* **Problem requirements**: Could the listing be repeated exactly, with every picture dropped?

━━━━━ Data for analysis ━━━━━

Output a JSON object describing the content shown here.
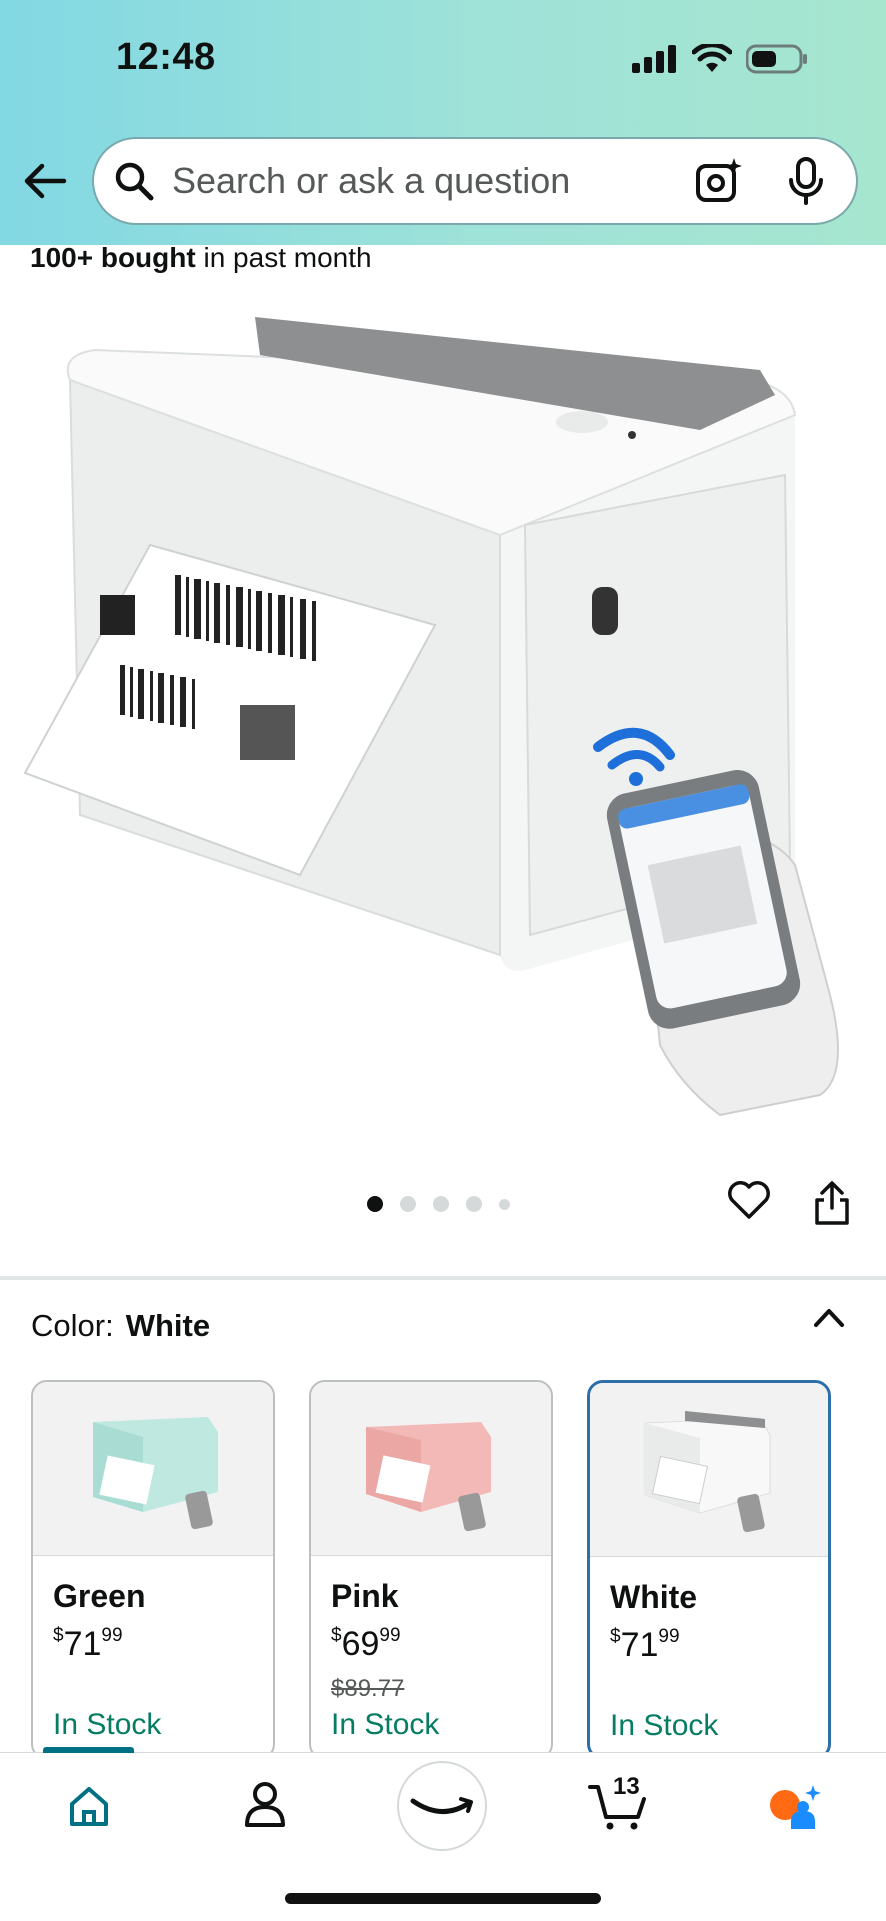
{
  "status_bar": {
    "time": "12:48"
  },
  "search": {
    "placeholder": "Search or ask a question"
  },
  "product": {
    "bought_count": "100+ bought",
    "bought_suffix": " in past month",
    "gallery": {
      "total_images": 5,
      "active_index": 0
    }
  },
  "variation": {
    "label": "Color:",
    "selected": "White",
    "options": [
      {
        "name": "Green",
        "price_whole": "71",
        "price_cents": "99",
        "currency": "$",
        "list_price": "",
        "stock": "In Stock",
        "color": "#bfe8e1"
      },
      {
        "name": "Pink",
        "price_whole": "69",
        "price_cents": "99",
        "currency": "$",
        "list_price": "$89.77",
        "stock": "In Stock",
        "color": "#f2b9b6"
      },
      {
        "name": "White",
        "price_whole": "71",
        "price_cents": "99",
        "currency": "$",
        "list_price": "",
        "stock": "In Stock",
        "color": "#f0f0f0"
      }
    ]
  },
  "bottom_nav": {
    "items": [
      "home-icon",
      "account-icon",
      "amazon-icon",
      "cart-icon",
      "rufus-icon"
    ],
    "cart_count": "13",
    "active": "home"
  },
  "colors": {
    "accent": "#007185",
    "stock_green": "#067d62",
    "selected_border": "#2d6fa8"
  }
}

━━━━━

* **Exercise answer**:
Output a JSON object describing the content shown here.
{
  "status_bar": {
    "time": "12:48"
  },
  "search": {
    "placeholder": "Search or ask a question"
  },
  "product": {
    "bought_count": "100+ bought",
    "bought_suffix": " in past month",
    "gallery": {
      "total_images": 5,
      "active_index": 0
    }
  },
  "variation": {
    "label": "Color:",
    "selected": "White",
    "options": [
      {
        "name": "Green",
        "price_whole": "71",
        "price_cents": "99",
        "currency": "$",
        "list_price": "",
        "stock": "In Stock",
        "color": "#bfe8e1"
      },
      {
        "name": "Pink",
        "price_whole": "69",
        "price_cents": "99",
        "currency": "$",
        "list_price": "$89.77",
        "stock": "In Stock",
        "color": "#f2b9b6"
      },
      {
        "name": "White",
        "price_whole": "71",
        "price_cents": "99",
        "currency": "$",
        "list_price": "",
        "stock": "In Stock",
        "color": "#f0f0f0"
      }
    ]
  },
  "bottom_nav": {
    "items": [
      "home-icon",
      "account-icon",
      "amazon-icon",
      "cart-icon",
      "rufus-icon"
    ],
    "cart_count": "13",
    "active": "home"
  },
  "colors": {
    "accent": "#007185",
    "stock_green": "#067d62",
    "selected_border": "#2d6fa8"
  }
}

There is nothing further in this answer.